I’m not going to go into a ton of details on the rest of the decent, but it was exhausting. After we got back to camp muir we loaded up are sleeping bags and gear in our bags, took off our crampons and switched to our trekking poles for the final three hour hike back down to civilization. There was a lot of sledding and stand up skiing down for the last stretch until we got back to the dirt trailed. We were dirty, smelly and sunburned and as we got down to the main trail we eventually started passing little kids and elderly folks out for a short day hike. “Did you guys make it all the way the top?” A kid in hawaiian shorts asked us. “All the way to the tippy-top,” we responded proudly. With over 150 summits of Rainier and 3 of Mt. Everest, I’m sure Casey was just shaking his head. We may not be professional mountain climbers, but we sure felt like it today.

These shots were snapped in our last mile as we reached the end of our journey.

A cooler full of lemonade welcomed us to the trail head where the RMI shuttle was waiting to drive us home. I had three glasses. Char’ was waiting for us back at the RMI offices, and as we loaded into the van she was nice enough to pretend we didn’t stink.


We took one final shot of Rainier as Charlotte drove us back to our hotel in Seattle. It was a great adventure, but I’m glad to finally have it my rearview mirror.

Lawyers Need to Drop the Hard Sell

Lawyers Need to Drop the Hard Sell

“Sales” is a dirty word at some law firms one that brings to mind “Glengarry Glenn Ross” or a fast-talking used car dealer. But in an increasingly competitive marketplace, where firms fight one another to land work, business development is necessary to survival. How can lawyers sell online and offline without losing their dignity? Here are five simple techniques:

Skip the small talk. It’s fine to be friendly, but buyers are busy and will choose you only if they are confident you can solve their problem. Whether in person or on Twitter, nobody wants to talk about the weather.

Stop talking about yourself. Nobody cares where you went to law school, how many lawyers are in your firm or if you made Chambers this year. The best salesmen ask great questions to learn to understand the problems confronting the potential client. A few months ago a law firm marketing department responding to a request for proposals asked the lawyers to pose a few questions to help match the client’s needs. The lawyers refused they preferred to assume they already knew what the customer needed than stoop to asking questions.

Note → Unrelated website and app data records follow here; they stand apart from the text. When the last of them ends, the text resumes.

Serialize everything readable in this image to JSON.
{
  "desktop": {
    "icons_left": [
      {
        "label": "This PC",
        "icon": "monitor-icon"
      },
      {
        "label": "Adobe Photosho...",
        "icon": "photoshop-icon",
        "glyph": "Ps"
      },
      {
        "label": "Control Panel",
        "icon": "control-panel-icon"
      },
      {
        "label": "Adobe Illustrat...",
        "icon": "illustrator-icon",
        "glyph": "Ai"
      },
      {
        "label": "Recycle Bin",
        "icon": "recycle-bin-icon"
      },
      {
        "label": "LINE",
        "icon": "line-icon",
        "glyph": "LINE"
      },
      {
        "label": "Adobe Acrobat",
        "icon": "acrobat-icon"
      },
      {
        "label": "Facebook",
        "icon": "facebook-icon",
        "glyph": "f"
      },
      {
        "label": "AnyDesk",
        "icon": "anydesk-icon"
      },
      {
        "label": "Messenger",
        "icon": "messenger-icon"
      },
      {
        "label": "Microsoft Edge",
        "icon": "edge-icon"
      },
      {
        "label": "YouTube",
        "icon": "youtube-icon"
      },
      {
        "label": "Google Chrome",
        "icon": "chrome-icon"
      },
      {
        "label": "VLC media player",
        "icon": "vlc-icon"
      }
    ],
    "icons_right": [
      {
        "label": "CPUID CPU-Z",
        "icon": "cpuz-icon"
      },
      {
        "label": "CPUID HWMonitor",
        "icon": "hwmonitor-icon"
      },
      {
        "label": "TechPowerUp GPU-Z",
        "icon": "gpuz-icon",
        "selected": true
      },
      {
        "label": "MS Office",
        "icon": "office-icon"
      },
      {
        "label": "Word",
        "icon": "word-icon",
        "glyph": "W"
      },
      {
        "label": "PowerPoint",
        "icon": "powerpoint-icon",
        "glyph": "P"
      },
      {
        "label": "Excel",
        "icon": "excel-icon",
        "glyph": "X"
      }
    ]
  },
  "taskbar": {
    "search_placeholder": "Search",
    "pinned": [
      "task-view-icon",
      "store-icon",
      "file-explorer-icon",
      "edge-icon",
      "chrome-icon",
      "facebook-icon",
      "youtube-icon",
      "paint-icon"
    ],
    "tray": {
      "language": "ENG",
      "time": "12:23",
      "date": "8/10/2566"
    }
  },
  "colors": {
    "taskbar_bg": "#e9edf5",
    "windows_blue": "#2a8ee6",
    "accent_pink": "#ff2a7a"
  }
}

Be a consultant. I’ve heard many lawyers claim that they stand out because they understand the client’s business and not just the law. How do they prove that to the client? Remember the old adage: Don’t tell me, show me, by the quality of the questions you ask. A while back, I spoke to a few lawyers about a small legal problem at my software company. Each offered expensive legal solutions but none asked me any questions involving the business consequences of my decisions. (I didn’t hire any of them.) Good consultants ask great questions. Preparing a list of essential questions is a great way to prepare for any interaction with a potential client.

Stop trying to close the deal. “Always be closing,” Alec Baldwin’s character says in “Glengarry.” That might work for someone selling shoes or a necktie, but won’t when the purchasing decision is very large. In “Spin Selling,” Neil Rackham examines research on thousands of sales presentations and concludes that overly aggressive salespeople were better at irritating potential customers than selling.

Always be setting appointments. That doesn’t mean another sales call; it means to keep working on better understanding the needs of the potential client. Some sales take months and others take years, so every appointment that ends in another appointment is a small victory. The lawyers most effective at using LinkedIn and Twitter aren’t incredibly tech savvy they just use these tools to help set up more appointments.

It’s time for lawyers to embrace their responsibility to cultivate potential clients while leaving the tired sales tactics behind. Stop “selling” and bring in the business.